Pro tip: try not to make “veteran” your primary identity. It’s unbecoming to find someone who is constantly living in the past. Remember the high school quarterback that can’t seem to let go of the glory days? Not pretty.
4. Irritation with Loved Ones
Many veterans struggle with how much they end up fighting with their loved ones once they are around all the time. Although the struggle can be painful in the moment, it’s actually a sign of increasing intimacy. The more familiar you become with any person, the more you will become familiar with their faults, the essential elements of humanity. They will also become more familiar with yours.
Try to appreciate this increased intimacy for what it is and not focus so much on the conflict. You created a family together for a reason. This transition time will soon be over, and you’ll come to realize a new life together that incorporates everything you’ve had.
One of the most surprising experiences shared by veterans as they grow into civilian life is a sense of “coming alive”. During this period, although you’ve struggled through a number of different experiences, you’ve come out wiser and more confident.
This experience is very difficult to describe for those who have not experienced it. It feels like a sudden awareness of beautiful things you couldn’t appreciate as a service member, a feeling of confidence and efficacy, and excitement for the future. While you appreciate your service for what it was, you don’t dwell on it.

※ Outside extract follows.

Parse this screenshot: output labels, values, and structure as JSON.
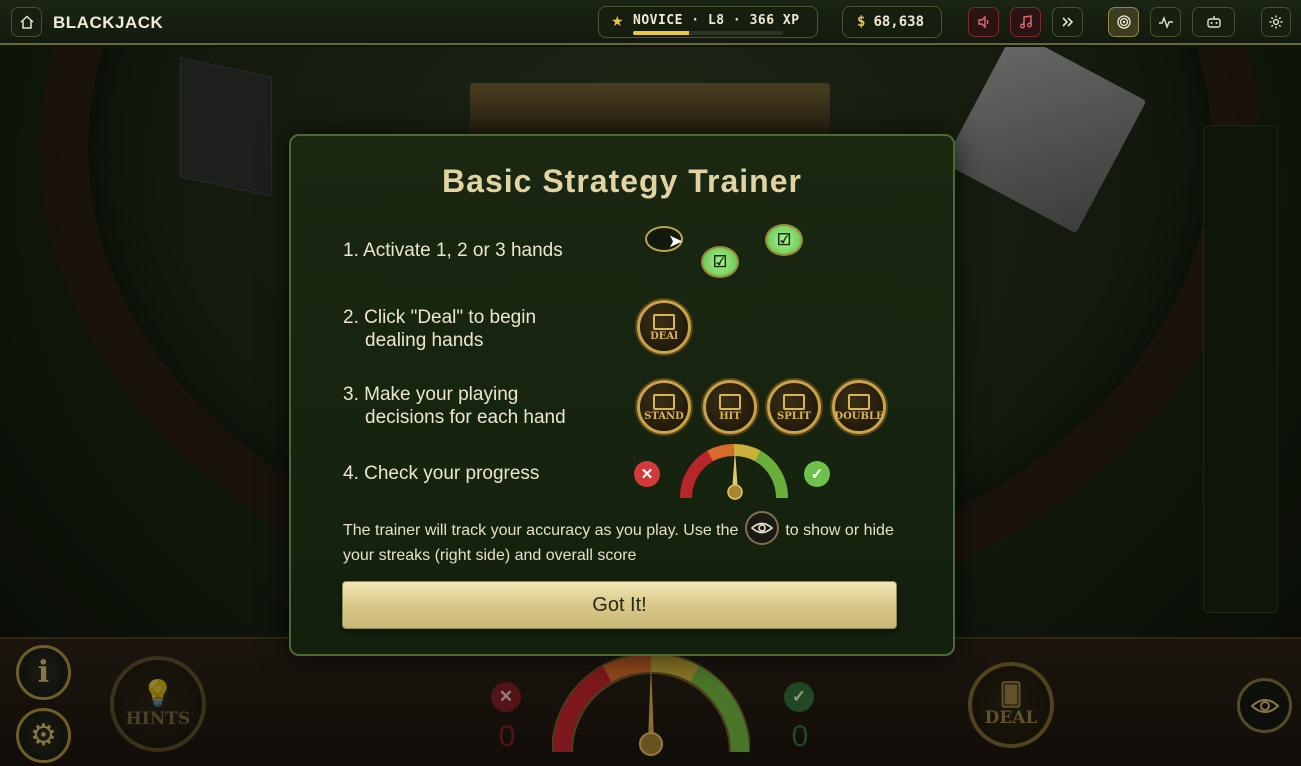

Although this may seem like a logical goal or endpoint for transition, recognize that it’s really more of a beginning of the next chapter in your life. Enjoy it, because that new chapter will come with it’s own struggles, and it will be easy to forget all of these wonderful feelings. “This, too, shall pass.”